** Brief **
I need the number of lines in the listing below that contain "screenshot", and only that number.

** Recorded information **
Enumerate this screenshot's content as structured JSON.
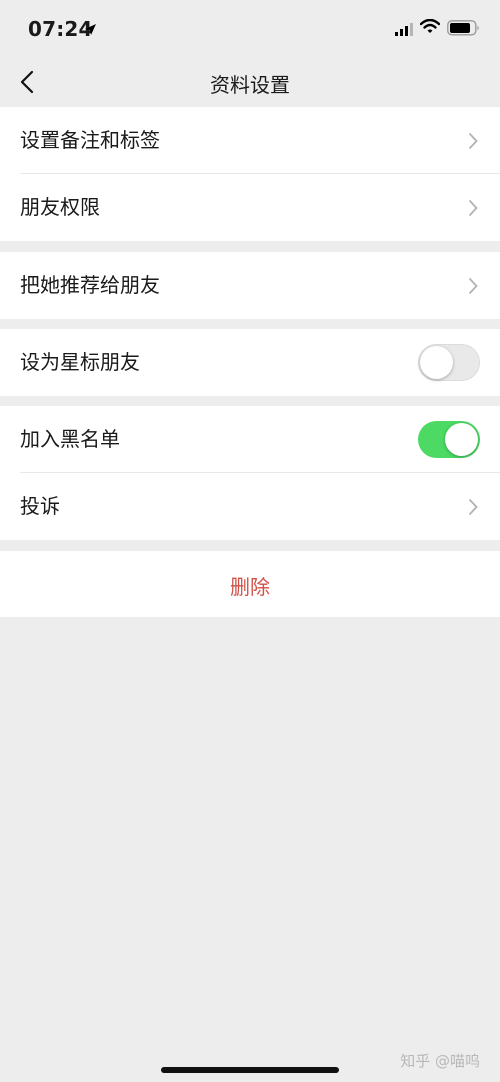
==
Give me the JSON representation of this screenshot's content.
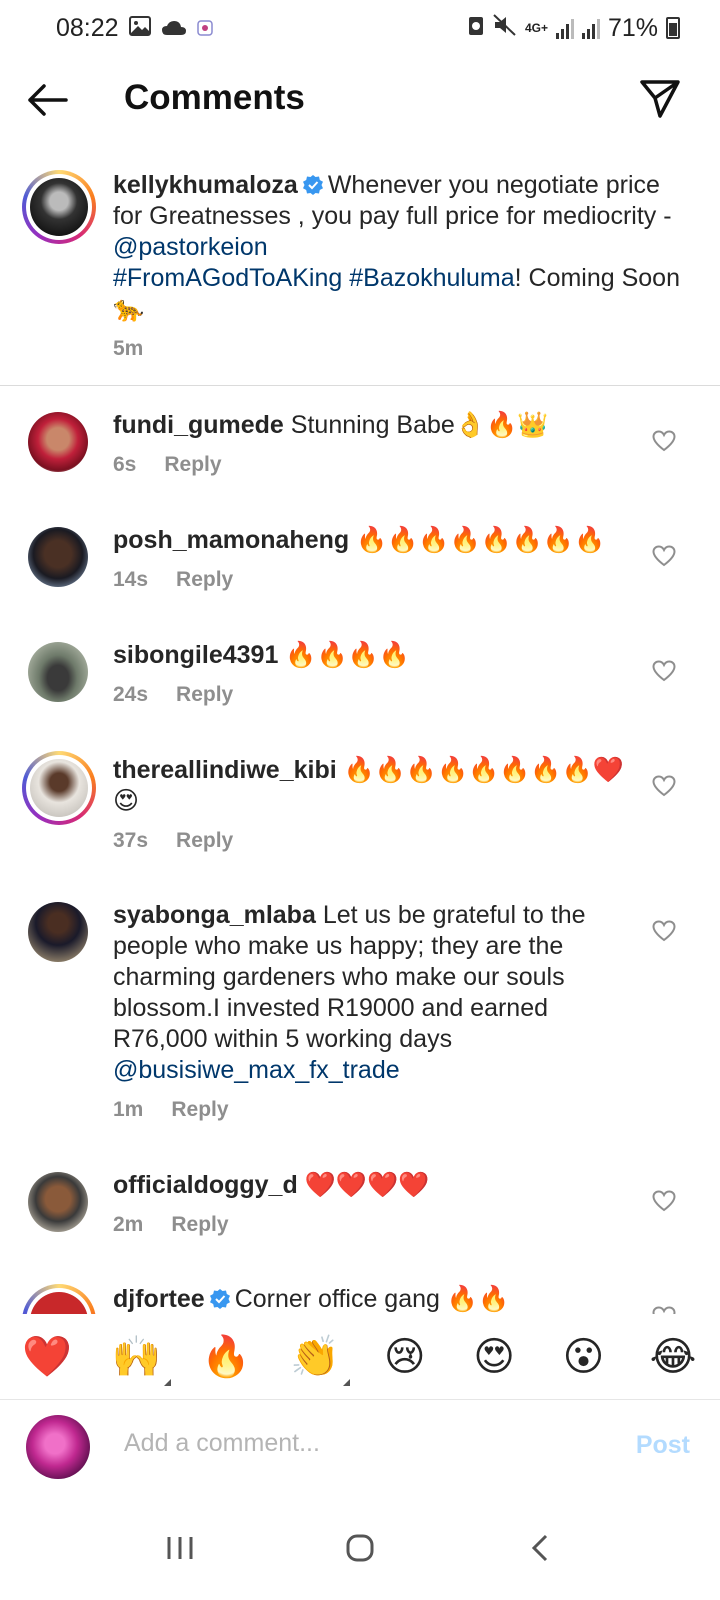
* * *
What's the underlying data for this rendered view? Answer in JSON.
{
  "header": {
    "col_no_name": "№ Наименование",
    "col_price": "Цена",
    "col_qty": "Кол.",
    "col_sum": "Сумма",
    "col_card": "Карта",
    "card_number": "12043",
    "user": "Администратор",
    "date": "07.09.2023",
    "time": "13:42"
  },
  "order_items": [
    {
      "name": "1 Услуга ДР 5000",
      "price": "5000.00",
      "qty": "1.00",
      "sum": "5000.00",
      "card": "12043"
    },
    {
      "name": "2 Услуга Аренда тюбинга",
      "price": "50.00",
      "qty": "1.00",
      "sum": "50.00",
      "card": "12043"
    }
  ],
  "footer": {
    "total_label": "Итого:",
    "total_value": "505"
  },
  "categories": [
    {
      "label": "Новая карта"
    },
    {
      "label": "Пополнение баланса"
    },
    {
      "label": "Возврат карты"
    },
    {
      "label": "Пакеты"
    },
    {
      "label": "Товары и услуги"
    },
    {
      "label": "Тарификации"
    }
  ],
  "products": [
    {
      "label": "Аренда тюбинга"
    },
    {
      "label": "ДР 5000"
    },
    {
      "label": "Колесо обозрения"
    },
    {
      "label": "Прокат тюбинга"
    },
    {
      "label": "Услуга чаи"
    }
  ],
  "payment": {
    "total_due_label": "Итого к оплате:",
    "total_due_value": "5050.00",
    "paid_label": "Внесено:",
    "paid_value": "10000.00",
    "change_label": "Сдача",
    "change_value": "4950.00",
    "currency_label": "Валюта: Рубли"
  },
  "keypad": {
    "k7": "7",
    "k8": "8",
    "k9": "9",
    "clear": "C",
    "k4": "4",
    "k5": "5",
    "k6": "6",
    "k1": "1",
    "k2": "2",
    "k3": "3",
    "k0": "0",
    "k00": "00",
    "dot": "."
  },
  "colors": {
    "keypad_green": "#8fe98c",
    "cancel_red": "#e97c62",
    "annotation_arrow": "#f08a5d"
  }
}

** Exercise result **
2